‘Only our capacity to experiment, think creatively and critically can give us a way forward  and comfort’

Arguably, we are more vulnerable now of being victims of wicked problems and ultimately, business crises, than in the past. As the saying goes, what got us here isn’t going to be enough to get us where we need to be in the future.

The leadership topic of our time that has emerged is the super-evolving and paradoxical nature of leadership.  Disruption on a huge scale at a super-fast pace.
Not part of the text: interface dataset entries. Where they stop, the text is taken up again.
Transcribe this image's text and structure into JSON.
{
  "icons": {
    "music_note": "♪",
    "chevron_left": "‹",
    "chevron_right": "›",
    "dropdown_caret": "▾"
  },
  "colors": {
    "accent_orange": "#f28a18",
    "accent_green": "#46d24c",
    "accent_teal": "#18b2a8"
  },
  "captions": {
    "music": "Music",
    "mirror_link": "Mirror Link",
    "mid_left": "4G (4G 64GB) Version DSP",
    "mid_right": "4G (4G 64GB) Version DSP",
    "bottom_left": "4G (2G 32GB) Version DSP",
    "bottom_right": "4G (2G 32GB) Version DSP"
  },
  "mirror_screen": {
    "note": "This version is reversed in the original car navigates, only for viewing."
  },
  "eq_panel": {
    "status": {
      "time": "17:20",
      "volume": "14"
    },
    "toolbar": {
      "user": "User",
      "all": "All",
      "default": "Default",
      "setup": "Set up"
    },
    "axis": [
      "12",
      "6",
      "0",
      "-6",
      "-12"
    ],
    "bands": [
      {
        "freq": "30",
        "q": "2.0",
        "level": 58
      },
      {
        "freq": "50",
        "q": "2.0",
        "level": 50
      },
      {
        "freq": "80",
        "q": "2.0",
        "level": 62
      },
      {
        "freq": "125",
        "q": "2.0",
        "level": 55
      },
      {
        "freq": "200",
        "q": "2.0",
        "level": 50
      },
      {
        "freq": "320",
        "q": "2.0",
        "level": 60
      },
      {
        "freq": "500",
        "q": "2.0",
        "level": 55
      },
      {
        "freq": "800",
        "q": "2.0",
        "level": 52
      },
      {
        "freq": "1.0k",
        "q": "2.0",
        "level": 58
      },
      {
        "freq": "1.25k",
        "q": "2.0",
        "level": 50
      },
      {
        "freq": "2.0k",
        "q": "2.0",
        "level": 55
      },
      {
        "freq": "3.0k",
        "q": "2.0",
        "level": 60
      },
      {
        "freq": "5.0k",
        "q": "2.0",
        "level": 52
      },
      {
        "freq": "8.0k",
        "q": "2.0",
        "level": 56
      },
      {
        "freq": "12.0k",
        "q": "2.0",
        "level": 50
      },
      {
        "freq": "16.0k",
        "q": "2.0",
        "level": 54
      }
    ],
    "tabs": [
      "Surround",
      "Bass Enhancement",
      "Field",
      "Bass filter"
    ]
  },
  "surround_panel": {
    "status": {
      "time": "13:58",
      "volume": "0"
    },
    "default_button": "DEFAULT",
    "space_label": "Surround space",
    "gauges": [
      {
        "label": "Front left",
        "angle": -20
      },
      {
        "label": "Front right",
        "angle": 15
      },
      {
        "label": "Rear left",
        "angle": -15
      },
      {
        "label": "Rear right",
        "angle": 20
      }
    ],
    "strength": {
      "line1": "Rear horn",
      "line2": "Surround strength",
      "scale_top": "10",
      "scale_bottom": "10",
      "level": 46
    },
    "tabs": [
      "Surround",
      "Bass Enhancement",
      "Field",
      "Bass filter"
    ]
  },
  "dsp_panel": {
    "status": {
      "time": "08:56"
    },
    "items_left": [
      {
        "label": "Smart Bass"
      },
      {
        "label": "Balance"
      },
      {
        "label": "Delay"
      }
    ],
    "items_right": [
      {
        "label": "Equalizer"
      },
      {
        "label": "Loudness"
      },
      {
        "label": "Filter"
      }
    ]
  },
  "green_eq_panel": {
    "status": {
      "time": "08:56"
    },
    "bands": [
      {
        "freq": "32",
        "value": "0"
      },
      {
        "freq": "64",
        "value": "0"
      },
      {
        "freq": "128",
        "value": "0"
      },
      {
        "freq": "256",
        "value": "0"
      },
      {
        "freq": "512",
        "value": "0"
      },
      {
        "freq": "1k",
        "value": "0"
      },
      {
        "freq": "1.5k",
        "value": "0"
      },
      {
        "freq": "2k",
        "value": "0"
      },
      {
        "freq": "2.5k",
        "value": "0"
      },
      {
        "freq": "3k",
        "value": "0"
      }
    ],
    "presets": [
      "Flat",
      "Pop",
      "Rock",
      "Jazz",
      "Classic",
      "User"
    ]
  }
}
Increased scrutiny of performance, heightened levels of transparency, environmental demands, financial turbulence, and a robust clarion call from society, government and regulators alike for business to articulate why it exists, is testing leadership like never before.

In the Economist edition dated 7 February 2020, the leading article ‘What it takes to be a CEO in the 2020s’, states that “the boundaries of the firm, and the CEO’s authority, are blurring”. And, “even as CEOs’ authority is being redefined, a shift is under way in where firms operate”. The days of formal authority, built on status and power, are diminishing.  The role of moral authority built on trust, integrity and honesty is now emerging as the currency of successful leadership, with a positive impact on organisational performance.  See this Yale Insights article and supporting study here, ‘For CEOs, integrity is the best policy’, May 2019, for further insight on the economic impact of a CEO’s behavioural integrity.
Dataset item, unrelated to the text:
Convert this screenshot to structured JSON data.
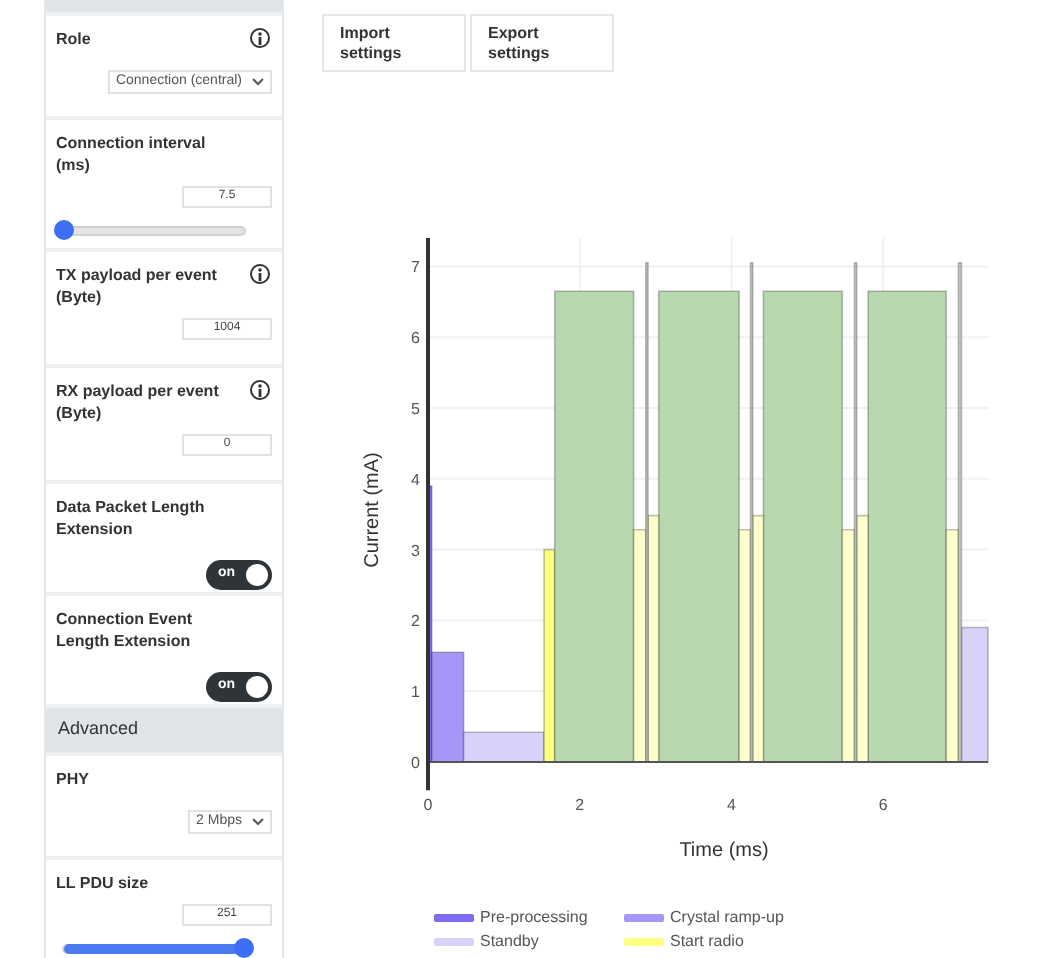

‘While formal authority can be seized, won, or bestowed, moral authority must be earned by who you are and how you lead’

That’s why I’m so pleased to be talking at the annual Strategic Management Forum’s conference in London on 9th March, ‘Undaunted: How Successful Leaders Face Up To Wicked Problems and Avoid Predictable Surprises’.  During my keynote talk I will explore why an unknowable future creates demand for a different kind of leader; one who is comfortable with ambiguity, can keep options open for a prolonged period, and can steady others’ around them using moral muscle and ethical behaviours.  I will shine a light on what it takes to thrive as a leader in the future and how to cultivate a climate of organisational resilience that can withstand surprises using vigilance, integrity and trustworthiness as critical leadership capabilities.

Read the conference brochure here.